In the data below, find every line with the word "meta" and copy it out.

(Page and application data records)
┄┄┄┄┄┄┄┄┄┄

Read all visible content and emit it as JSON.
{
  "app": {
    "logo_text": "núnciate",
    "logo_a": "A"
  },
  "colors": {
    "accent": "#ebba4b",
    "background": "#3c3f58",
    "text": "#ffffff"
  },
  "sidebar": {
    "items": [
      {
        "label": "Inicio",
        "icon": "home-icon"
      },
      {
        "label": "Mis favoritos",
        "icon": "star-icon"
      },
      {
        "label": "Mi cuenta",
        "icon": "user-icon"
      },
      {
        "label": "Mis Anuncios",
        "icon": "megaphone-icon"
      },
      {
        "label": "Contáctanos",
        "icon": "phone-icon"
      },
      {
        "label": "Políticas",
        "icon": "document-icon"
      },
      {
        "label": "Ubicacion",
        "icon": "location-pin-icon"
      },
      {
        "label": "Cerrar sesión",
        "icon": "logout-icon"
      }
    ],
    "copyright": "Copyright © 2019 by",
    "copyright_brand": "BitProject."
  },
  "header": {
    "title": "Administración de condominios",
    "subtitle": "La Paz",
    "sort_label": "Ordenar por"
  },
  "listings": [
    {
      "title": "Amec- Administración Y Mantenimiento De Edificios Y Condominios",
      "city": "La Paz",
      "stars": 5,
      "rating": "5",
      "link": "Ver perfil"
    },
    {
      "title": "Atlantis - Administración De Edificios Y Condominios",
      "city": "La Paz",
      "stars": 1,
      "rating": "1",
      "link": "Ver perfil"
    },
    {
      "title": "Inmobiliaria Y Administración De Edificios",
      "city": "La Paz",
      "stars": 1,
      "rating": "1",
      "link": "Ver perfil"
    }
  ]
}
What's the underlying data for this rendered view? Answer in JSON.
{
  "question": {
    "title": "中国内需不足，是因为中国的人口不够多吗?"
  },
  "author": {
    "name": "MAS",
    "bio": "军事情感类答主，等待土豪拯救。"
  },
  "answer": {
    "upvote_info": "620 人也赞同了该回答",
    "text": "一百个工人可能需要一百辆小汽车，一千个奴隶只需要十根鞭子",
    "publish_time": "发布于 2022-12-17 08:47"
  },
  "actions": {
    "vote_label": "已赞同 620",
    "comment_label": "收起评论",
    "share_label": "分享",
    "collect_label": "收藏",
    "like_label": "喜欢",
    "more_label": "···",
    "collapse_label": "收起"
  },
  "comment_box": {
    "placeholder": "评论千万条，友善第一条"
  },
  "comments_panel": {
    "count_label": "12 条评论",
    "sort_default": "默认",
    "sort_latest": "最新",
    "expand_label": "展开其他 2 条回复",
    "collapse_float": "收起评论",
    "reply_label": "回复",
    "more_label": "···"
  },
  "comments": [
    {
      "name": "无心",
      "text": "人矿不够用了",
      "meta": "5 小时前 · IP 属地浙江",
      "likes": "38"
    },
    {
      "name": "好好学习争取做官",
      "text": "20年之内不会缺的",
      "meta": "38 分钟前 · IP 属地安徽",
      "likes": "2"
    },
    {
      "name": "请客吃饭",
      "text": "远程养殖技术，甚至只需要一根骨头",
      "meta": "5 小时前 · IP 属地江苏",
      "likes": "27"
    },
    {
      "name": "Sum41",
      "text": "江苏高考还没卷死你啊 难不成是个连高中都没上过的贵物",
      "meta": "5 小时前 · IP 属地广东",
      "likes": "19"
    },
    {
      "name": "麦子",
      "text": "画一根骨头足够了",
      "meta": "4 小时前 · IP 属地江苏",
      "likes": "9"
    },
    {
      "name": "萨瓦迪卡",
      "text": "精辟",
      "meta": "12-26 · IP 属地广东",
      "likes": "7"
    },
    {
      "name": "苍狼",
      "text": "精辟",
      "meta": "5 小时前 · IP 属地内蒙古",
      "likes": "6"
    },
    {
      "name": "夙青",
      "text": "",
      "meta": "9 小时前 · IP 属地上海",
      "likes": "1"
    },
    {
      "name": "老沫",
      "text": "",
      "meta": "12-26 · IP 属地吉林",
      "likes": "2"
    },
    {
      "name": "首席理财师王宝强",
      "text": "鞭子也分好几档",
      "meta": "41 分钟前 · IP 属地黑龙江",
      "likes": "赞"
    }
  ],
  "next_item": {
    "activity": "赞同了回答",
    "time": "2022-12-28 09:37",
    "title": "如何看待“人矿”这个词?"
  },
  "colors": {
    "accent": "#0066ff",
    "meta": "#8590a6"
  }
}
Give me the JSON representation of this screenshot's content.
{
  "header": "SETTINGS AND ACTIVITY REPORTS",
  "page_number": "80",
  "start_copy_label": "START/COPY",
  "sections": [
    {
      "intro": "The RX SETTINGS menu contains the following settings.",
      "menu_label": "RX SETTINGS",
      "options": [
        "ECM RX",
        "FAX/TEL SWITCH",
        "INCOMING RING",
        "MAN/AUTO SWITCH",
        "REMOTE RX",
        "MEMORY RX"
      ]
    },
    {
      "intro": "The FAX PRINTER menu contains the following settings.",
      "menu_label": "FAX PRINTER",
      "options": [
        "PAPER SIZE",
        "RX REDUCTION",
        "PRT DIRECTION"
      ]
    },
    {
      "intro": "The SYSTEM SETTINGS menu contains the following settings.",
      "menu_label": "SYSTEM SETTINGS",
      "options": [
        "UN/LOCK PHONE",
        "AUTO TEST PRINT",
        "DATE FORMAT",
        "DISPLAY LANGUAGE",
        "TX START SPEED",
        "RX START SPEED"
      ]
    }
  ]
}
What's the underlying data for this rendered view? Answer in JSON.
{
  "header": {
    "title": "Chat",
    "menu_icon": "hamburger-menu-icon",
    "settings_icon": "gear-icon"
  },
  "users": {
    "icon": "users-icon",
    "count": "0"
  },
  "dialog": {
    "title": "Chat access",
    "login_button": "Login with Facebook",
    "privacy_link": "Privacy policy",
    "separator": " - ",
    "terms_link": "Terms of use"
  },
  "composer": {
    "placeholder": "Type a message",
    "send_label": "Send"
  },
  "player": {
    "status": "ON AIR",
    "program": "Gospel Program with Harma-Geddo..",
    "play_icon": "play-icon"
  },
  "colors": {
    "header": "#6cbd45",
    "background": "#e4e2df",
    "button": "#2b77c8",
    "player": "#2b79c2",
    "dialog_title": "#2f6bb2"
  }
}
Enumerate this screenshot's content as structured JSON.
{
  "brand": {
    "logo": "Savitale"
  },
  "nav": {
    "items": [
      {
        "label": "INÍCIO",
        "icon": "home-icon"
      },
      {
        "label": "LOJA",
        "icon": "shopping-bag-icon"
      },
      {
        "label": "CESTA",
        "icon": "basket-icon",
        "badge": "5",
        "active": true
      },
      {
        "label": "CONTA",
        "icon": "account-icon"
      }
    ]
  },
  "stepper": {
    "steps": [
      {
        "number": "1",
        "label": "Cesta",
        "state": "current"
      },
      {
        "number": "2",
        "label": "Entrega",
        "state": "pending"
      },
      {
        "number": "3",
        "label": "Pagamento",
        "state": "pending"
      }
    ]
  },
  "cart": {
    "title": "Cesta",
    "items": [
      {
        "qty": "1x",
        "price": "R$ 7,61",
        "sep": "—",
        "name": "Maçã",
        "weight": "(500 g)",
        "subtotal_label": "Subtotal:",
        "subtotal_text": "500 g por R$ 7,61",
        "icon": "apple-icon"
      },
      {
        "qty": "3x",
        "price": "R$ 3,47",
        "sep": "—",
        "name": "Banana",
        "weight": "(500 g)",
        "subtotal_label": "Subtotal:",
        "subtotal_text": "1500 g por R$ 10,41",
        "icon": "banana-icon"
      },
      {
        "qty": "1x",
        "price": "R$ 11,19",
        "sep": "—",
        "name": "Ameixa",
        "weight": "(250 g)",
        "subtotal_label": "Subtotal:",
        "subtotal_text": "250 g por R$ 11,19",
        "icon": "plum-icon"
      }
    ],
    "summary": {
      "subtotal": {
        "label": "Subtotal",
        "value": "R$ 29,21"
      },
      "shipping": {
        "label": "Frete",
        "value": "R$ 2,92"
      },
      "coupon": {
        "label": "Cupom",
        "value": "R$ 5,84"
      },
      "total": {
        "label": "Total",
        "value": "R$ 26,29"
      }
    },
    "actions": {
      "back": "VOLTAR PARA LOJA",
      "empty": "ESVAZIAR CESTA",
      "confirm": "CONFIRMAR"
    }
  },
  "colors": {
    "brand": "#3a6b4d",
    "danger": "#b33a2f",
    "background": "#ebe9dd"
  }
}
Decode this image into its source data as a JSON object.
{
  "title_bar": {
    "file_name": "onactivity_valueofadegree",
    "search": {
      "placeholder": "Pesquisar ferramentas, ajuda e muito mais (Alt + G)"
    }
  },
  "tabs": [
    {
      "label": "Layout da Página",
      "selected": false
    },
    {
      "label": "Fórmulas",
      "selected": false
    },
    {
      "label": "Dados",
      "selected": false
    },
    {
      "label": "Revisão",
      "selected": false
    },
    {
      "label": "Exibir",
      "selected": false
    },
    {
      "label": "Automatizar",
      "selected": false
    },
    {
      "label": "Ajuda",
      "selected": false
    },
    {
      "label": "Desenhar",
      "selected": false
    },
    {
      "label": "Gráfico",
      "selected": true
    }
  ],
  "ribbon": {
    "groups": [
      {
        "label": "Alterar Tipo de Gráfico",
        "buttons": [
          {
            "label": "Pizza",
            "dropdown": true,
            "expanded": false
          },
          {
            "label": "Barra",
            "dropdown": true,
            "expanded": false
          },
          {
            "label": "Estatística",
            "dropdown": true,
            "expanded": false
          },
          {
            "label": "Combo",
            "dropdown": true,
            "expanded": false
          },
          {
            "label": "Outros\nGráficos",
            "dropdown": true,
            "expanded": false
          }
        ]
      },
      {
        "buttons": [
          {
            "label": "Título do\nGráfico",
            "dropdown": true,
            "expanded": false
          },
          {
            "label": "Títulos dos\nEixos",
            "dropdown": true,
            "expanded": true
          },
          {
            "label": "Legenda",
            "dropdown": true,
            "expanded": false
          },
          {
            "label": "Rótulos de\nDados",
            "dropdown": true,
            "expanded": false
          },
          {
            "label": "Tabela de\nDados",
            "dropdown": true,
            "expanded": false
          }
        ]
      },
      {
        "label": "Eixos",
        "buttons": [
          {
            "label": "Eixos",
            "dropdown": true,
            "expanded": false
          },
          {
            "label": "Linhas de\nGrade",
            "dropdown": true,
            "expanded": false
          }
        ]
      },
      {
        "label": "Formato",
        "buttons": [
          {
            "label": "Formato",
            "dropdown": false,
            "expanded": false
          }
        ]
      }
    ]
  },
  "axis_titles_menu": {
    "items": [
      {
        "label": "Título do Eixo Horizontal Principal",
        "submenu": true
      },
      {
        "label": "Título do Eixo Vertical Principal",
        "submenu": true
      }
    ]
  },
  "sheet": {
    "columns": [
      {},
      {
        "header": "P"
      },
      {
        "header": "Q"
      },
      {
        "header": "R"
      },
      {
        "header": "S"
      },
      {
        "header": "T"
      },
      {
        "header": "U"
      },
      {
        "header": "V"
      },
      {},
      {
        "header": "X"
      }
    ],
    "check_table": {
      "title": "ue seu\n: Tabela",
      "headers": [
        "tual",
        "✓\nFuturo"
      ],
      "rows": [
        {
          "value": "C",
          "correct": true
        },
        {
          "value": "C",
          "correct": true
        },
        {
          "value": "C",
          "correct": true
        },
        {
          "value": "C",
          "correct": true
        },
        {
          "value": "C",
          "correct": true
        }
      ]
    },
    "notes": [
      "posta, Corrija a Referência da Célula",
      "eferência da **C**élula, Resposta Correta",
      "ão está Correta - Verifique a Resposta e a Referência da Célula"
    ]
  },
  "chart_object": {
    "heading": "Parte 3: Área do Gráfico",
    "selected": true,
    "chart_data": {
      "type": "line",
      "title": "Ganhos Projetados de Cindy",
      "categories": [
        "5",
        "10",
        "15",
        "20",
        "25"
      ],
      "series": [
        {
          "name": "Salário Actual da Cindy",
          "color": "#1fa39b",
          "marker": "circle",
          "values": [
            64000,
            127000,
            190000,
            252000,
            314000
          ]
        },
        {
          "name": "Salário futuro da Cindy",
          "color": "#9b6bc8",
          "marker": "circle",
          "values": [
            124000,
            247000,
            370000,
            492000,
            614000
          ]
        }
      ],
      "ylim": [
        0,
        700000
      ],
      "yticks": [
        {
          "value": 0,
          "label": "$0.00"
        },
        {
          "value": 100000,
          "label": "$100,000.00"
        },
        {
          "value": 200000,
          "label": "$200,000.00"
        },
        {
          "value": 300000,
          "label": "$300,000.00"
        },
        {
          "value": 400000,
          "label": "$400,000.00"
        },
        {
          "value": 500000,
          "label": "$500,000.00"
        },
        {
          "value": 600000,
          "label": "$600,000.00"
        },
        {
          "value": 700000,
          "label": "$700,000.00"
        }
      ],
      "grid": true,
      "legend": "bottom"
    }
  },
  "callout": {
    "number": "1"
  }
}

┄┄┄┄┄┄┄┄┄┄

• _RESPONSE FOR THIS EXERCISE_
      "meta": "5 小时前 · IP 属地浙江",
      "meta": "38 分钟前 · IP 属地安徽",
      "meta": "5 小时前 · IP 属地江苏",
      "meta": "5 小时前 · IP 属地广东",
      "meta": "4 小时前 · IP 属地江苏",
      "meta": "12-26 · IP 属地广东",
      "meta": "5 小时前 · IP 属地内蒙古",
      "meta": "9 小时前 · IP 属地上海",
      "meta": "12-26 · IP 属地吉林",
      "meta": "41 分钟前 · IP 属地黑龙江",
    "meta": "#8590a6"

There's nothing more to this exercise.